╭─ Input for this task

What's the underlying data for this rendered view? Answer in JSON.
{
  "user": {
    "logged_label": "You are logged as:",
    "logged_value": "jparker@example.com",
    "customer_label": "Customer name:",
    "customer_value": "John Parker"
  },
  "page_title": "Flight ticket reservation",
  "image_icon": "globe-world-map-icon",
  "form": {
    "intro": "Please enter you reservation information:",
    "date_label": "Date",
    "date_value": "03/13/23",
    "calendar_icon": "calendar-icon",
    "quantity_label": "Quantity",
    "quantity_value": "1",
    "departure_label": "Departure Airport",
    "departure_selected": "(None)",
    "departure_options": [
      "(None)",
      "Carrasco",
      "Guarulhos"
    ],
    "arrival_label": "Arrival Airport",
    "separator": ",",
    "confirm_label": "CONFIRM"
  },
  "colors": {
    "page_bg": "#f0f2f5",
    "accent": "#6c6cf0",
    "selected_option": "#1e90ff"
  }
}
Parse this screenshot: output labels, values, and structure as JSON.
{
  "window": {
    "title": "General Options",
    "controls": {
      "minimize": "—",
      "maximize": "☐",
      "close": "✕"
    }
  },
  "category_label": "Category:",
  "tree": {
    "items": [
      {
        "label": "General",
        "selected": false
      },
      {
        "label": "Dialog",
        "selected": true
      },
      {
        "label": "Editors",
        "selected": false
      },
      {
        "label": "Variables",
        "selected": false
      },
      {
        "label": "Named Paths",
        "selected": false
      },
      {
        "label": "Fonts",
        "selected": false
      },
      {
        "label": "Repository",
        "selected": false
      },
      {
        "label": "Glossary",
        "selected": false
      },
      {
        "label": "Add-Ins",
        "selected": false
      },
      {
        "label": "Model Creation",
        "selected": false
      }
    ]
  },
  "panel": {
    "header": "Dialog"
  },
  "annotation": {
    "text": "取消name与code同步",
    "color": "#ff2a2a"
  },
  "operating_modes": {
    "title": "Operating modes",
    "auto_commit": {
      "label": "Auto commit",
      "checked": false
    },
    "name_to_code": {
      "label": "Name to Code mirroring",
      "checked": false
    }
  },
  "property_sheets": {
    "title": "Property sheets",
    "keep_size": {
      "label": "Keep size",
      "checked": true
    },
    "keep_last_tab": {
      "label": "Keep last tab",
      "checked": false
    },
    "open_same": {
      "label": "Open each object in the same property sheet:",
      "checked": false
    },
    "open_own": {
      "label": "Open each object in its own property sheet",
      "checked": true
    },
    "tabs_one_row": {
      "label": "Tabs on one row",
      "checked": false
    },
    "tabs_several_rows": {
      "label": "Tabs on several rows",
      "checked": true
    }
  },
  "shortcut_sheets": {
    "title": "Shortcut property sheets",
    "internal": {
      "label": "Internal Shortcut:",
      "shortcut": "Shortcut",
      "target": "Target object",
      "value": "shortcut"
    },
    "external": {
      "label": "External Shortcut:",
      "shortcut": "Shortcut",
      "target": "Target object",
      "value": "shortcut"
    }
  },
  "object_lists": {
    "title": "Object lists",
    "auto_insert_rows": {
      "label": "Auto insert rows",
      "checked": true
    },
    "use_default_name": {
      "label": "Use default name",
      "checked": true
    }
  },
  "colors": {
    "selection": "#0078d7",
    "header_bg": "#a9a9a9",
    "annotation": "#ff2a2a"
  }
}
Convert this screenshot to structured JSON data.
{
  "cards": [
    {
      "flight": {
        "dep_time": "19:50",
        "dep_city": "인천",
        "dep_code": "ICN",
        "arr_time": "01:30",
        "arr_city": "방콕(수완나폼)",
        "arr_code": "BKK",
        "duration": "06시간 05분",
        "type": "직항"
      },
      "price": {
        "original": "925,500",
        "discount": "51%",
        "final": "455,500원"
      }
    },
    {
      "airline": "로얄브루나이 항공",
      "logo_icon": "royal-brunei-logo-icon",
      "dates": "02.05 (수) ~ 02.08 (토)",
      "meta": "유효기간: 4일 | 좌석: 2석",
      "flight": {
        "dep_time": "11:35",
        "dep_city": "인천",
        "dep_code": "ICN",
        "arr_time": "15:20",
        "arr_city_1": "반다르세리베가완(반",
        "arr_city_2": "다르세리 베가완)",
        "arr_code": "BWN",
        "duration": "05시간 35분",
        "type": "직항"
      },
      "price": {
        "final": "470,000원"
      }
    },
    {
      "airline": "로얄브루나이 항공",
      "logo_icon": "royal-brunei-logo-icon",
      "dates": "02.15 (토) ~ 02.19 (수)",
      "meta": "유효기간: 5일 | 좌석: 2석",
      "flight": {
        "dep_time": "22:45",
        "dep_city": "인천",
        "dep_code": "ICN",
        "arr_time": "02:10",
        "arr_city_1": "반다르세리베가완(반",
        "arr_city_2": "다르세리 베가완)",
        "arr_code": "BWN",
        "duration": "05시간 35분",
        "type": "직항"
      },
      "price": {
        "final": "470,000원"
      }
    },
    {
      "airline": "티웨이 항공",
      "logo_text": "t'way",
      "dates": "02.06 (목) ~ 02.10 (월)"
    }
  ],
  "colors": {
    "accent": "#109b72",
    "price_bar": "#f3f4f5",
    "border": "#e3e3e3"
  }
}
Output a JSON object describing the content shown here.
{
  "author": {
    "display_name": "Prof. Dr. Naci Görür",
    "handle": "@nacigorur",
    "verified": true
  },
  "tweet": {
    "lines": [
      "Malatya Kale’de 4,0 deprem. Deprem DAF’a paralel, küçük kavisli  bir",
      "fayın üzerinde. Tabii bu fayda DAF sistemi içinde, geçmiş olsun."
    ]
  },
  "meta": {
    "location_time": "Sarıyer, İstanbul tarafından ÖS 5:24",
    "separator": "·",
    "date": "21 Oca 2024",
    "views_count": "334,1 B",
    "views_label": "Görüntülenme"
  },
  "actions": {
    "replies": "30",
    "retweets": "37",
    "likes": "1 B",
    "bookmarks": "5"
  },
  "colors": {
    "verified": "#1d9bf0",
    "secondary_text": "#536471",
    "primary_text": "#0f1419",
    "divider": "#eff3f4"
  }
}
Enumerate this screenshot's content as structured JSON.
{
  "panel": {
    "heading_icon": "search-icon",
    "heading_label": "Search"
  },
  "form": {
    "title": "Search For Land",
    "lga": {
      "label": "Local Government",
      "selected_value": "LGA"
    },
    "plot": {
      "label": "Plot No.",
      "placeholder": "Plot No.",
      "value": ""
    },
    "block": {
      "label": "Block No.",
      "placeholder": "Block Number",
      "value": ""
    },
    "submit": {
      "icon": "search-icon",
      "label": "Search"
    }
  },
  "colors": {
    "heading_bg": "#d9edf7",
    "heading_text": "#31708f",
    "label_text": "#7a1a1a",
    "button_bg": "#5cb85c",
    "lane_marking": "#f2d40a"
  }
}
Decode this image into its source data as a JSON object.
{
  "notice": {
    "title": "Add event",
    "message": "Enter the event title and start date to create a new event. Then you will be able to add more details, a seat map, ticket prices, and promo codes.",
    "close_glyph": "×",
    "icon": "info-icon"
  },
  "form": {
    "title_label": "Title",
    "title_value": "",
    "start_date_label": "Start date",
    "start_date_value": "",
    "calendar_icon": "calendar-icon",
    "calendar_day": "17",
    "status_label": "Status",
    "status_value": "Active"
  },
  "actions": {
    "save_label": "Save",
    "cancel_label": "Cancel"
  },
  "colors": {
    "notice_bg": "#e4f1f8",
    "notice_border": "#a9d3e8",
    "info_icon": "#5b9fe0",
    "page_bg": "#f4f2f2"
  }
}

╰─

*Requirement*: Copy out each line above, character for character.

*Completed task*:
What's the underlying data for this rendered view? Answer in JSON.
{
  "user": {
    "logged_label": "You are logged as:",
    "logged_value": "jparker@example.com",
    "customer_label": "Customer name:",
    "customer_value": "John Parker"
  },
  "page_title": "Flight ticket reservation",
  "image_icon": "globe-world-map-icon",
  "form": {
    "intro": "Please enter you reservation information:",
    "date_label": "Date",
    "date_value": "03/13/23",
    "calendar_icon": "calendar-icon",
    "quantity_label": "Quantity",
    "quantity_value": "1",
    "departure_label": "Departure Airport",
    "departure_selected": "(None)",
    "departure_options": [
      "(None)",
      "Carrasco",
      "Guarulhos"
    ],
    "arrival_label": "Arrival Airport",
    "separator": ",",
    "confirm_label": "CONFIRM"
  },
  "colors": {
    "page_bg": "#f0f2f5",
    "accent": "#6c6cf0",
    "selected_option": "#1e90ff"
  }
}
Parse this screenshot: output labels, values, and structure as JSON.
{
  "window": {
    "title": "General Options",
    "controls": {
      "minimize": "—",
      "maximize": "☐",
      "close": "✕"
    }
  },
  "category_label": "Category:",
  "tree": {
    "items": [
      {
        "label": "General",
        "selected": false
      },
      {
        "label": "Dialog",
        "selected": true
      },
      {
        "label": "Editors",
        "selected": false
      },
      {
        "label": "Variables",
        "selected": false
      },
      {
        "label": "Named Paths",
        "selected": false
      },
      {
        "label": "Fonts",
        "selected": false
      },
      {
        "label": "Repository",
        "selected": false
      },
      {
        "label": "Glossary",
        "selected": false
      },
      {
        "label": "Add-Ins",
        "selected": false
      },
      {
        "label": "Model Creation",
        "selected": false
      }
    ]
  },
  "panel": {
    "header": "Dialog"
  },
  "annotation": {
    "text": "取消name与code同步",
    "color": "#ff2a2a"
  },
  "operating_modes": {
    "title": "Operating modes",
    "auto_commit": {
      "label": "Auto commit",
      "checked": false
    },
    "name_to_code": {
      "label": "Name to Code mirroring",
      "checked": false
    }
  },
  "property_sheets": {
    "title": "Property sheets",
    "keep_size": {
      "label": "Keep size",
      "checked": true
    },
    "keep_last_tab": {
      "label": "Keep last tab",
      "checked": false
    },
    "open_same": {
      "label": "Open each object in the same property sheet:",
      "checked": false
    },
    "open_own": {
      "label": "Open each object in its own property sheet",
      "checked": true
    },
    "tabs_one_row": {
      "label": "Tabs on one row",
      "checked": false
    },
    "tabs_several_rows": {
      "label": "Tabs on several rows",
      "checked": true
    }
  },
  "shortcut_sheets": {
    "title": "Shortcut property sheets",
    "internal": {
      "label": "Internal Shortcut:",
      "shortcut": "Shortcut",
      "target": "Target object",
      "value": "shortcut"
    },
    "external": {
      "label": "External Shortcut:",
      "shortcut": "Shortcut",
      "target": "Target object",
      "value": "shortcut"
    }
  },
  "object_lists": {
    "title": "Object lists",
    "auto_insert_rows": {
      "label": "Auto insert rows",
      "checked": true
    },
    "use_default_name": {
      "label": "Use default name",
      "checked": true
    }
  },
  "colors": {
    "selection": "#0078d7",
    "header_bg": "#a9a9a9",
    "annotation": "#ff2a2a"
  }
}
Convert this screenshot to structured JSON data.
{
  "cards": [
    {
      "flight": {
        "dep_time": "19:50",
        "dep_city": "인천",
        "dep_code": "ICN",
        "arr_time": "01:30",
        "arr_city": "방콕(수완나폼)",
        "arr_code": "BKK",
        "duration": "06시간 05분",
        "type": "직항"
      },
      "price": {
        "original": "925,500",
        "discount": "51%",
        "final": "455,500원"
      }
    },
    {
      "airline": "로얄브루나이 항공",
      "logo_icon": "royal-brunei-logo-icon",
      "dates": "02.05 (수) ~ 02.08 (토)",
      "meta": "유효기간: 4일 | 좌석: 2석",
      "flight": {
        "dep_time": "11:35",
        "dep_city": "인천",
        "dep_code": "ICN",
        "arr_time": "15:20",
        "arr_city_1": "반다르세리베가완(반",
        "arr_city_2": "다르세리 베가완)",
        "arr_code": "BWN",
        "duration": "05시간 35분",
        "type": "직항"
      },
      "price": {
        "final": "470,000원"
      }
    },
    {
      "airline": "로얄브루나이 항공",
      "logo_icon": "royal-brunei-logo-icon",
      "dates": "02.15 (토) ~ 02.19 (수)",
      "meta": "유효기간: 5일 | 좌석: 2석",
      "flight": {
        "dep_time": "22:45",
        "dep_city": "인천",
        "dep_code": "ICN",
        "arr_time": "02:10",
        "arr_city_1": "반다르세리베가완(반",
        "arr_city_2": "다르세리 베가완)",
        "arr_code": "BWN",
        "duration": "05시간 35분",
        "type": "직항"
      },
      "price": {
        "final": "470,000원"
      }
    },
    {
      "airline": "티웨이 항공",
      "logo_text": "t'way",
      "dates": "02.06 (목) ~ 02.10 (월)"
    }
  ],
  "colors": {
    "accent": "#109b72",
    "price_bar": "#f3f4f5",
    "border": "#e3e3e3"
  }
}
Output a JSON object describing the content shown here.
{
  "author": {
    "display_name": "Prof. Dr. Naci Görür",
    "handle": "@nacigorur",
    "verified": true
  },
  "tweet": {
    "lines": [
      "Malatya Kale’de 4,0 deprem. Deprem DAF’a paralel, küçük kavisli  bir",
      "fayın üzerinde. Tabii bu fayda DAF sistemi içinde, geçmiş olsun."
    ]
  },
  "meta": {
    "location_time": "Sarıyer, İstanbul tarafından ÖS 5:24",
    "separator": "·",
    "date": "21 Oca 2024",
    "views_count": "334,1 B",
    "views_label": "Görüntülenme"
  },
  "actions": {
    "replies": "30",
    "retweets": "37",
    "likes": "1 B",
    "bookmarks": "5"
  },
  "colors": {
    "verified": "#1d9bf0",
    "secondary_text": "#536471",
    "primary_text": "#0f1419",
    "divider": "#eff3f4"
  }
}
Enumerate this screenshot's content as structured JSON.
{
  "panel": {
    "heading_icon": "search-icon",
    "heading_label": "Search"
  },
  "form": {
    "title": "Search For Land",
    "lga": {
      "label": "Local Government",
      "selected_value": "LGA"
    },
    "plot": {
      "label": "Plot No.",
      "placeholder": "Plot No.",
      "value": ""
    },
    "block": {
      "label": "Block No.",
      "placeholder": "Block Number",
      "value": ""
    },
    "submit": {
      "icon": "search-icon",
      "label": "Search"
    }
  },
  "colors": {
    "heading_bg": "#d9edf7",
    "heading_text": "#31708f",
    "label_text": "#7a1a1a",
    "button_bg": "#5cb85c",
    "lane_marking": "#f2d40a"
  }
}
Decode this image into its source data as a JSON object.
{
  "notice": {
    "title": "Add event",
    "message": "Enter the event title and start date to create a new event. Then you will be able to add more details, a seat map, ticket prices, and promo codes.",
    "close_glyph": "×",
    "icon": "info-icon"
  },
  "form": {
    "title_label": "Title",
    "title_value": "",
    "start_date_label": "Start date",
    "start_date_value": "",
    "calendar_icon": "calendar-icon",
    "calendar_day": "17",
    "status_label": "Status",
    "status_value": "Active"
  },
  "actions": {
    "save_label": "Save",
    "cancel_label": "Cancel"
  },
  "colors": {
    "notice_bg": "#e4f1f8",
    "notice_border": "#a9d3e8",
    "info_icon": "#5b9fe0",
    "page_bg": "#f4f2f2"
  }
}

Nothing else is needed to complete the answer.